[Dataset items]
+++++

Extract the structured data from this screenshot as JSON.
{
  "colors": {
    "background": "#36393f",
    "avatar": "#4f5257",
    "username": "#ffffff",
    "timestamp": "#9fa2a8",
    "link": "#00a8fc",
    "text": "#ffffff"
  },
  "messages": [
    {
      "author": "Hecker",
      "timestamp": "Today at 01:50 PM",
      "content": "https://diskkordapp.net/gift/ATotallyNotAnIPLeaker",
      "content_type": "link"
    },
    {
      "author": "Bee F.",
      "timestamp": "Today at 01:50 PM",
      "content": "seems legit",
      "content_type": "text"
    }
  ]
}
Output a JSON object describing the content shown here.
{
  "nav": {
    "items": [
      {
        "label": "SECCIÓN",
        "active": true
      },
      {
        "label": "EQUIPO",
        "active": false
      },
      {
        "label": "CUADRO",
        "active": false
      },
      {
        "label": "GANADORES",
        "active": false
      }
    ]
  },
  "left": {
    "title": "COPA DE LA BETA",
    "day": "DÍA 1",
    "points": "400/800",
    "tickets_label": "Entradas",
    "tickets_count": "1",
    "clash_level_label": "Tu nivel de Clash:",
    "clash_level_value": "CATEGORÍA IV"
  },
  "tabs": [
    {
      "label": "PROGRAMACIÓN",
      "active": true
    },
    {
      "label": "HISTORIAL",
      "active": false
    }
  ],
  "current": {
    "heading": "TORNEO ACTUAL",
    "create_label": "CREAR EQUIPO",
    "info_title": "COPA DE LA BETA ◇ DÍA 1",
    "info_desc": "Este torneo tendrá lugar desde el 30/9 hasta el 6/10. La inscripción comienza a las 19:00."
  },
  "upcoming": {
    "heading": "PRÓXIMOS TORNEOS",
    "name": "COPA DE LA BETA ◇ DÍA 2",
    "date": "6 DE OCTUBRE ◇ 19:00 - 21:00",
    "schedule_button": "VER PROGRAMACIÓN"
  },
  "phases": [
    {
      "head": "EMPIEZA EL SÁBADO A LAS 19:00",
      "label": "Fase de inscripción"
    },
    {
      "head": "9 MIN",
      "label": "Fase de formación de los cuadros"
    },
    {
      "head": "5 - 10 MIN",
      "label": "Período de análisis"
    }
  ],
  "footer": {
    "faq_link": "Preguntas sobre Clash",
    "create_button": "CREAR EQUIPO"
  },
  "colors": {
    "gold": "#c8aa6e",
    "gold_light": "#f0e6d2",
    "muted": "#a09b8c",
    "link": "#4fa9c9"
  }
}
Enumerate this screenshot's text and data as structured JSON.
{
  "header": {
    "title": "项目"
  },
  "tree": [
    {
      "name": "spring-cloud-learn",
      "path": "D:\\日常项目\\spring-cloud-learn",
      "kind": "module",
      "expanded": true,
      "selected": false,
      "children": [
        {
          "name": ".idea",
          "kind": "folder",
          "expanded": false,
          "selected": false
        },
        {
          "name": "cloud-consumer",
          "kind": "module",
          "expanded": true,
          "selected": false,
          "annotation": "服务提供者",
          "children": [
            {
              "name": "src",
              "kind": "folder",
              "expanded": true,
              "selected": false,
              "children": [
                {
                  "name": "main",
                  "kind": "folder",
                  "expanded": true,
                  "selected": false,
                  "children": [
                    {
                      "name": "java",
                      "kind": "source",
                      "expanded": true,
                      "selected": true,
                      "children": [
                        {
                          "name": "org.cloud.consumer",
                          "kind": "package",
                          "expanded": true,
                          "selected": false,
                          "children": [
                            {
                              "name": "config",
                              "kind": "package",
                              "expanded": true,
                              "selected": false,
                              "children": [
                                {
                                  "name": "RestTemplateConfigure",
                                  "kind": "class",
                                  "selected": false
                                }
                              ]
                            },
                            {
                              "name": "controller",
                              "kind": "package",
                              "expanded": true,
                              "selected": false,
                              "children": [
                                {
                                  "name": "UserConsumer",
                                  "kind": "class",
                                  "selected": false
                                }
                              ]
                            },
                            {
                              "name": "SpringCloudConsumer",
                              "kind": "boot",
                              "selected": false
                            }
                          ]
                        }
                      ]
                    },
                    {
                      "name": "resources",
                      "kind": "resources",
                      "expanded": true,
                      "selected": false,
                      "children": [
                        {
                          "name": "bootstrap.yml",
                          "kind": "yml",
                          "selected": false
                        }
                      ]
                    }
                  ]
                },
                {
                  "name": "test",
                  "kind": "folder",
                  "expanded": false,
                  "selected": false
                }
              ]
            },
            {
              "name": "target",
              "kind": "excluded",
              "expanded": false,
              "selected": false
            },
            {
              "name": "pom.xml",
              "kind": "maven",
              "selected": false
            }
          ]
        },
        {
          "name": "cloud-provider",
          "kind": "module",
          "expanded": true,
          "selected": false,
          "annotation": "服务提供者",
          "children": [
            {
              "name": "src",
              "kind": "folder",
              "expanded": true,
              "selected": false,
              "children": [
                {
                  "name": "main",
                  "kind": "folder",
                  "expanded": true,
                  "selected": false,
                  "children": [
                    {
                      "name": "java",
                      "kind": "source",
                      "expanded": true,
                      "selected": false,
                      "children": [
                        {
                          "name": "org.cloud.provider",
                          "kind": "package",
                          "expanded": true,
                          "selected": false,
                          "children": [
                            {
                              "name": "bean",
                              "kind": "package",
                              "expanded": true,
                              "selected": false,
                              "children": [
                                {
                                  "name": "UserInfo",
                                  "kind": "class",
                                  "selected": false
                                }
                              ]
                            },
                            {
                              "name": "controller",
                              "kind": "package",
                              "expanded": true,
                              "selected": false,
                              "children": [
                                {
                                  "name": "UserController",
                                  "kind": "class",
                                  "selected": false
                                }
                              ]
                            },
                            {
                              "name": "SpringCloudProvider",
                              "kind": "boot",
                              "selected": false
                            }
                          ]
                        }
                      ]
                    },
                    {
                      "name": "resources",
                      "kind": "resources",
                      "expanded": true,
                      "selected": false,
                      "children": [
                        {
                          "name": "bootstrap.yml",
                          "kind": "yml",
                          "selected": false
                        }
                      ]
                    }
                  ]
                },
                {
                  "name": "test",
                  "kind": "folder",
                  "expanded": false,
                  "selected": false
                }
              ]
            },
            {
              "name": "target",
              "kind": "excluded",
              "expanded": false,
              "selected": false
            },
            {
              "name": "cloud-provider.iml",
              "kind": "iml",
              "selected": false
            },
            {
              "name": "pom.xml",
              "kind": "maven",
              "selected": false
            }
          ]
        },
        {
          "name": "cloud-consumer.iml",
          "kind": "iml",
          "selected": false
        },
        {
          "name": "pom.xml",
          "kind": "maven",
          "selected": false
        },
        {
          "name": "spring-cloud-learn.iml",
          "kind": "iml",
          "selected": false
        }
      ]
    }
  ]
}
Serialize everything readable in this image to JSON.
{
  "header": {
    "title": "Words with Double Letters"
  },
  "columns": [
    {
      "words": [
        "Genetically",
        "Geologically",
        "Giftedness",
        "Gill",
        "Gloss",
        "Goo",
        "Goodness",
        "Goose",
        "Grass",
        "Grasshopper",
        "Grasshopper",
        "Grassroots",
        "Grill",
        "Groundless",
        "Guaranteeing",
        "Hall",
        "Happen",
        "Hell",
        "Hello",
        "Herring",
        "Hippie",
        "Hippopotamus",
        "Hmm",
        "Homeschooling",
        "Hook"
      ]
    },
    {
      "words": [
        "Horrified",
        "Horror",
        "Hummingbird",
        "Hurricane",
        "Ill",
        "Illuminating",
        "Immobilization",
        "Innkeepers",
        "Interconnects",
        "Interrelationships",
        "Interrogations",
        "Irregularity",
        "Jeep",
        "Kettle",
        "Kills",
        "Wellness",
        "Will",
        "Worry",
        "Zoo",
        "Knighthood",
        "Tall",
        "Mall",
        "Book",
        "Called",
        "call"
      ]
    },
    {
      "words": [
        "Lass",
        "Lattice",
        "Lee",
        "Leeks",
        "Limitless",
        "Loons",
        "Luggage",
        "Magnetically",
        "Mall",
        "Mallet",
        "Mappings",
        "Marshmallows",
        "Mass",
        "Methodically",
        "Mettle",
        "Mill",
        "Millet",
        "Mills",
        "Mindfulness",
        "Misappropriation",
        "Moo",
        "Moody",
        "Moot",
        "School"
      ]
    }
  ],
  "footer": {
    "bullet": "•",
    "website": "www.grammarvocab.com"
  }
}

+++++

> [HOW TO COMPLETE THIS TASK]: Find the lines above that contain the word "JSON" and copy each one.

> [COMPLETED TASK]:
Extract the structured data from this screenshot as JSON.
Output a JSON object describing the content shown here.
Enumerate this screenshot's text and data as structured JSON.
Serialize everything readable in this image to JSON.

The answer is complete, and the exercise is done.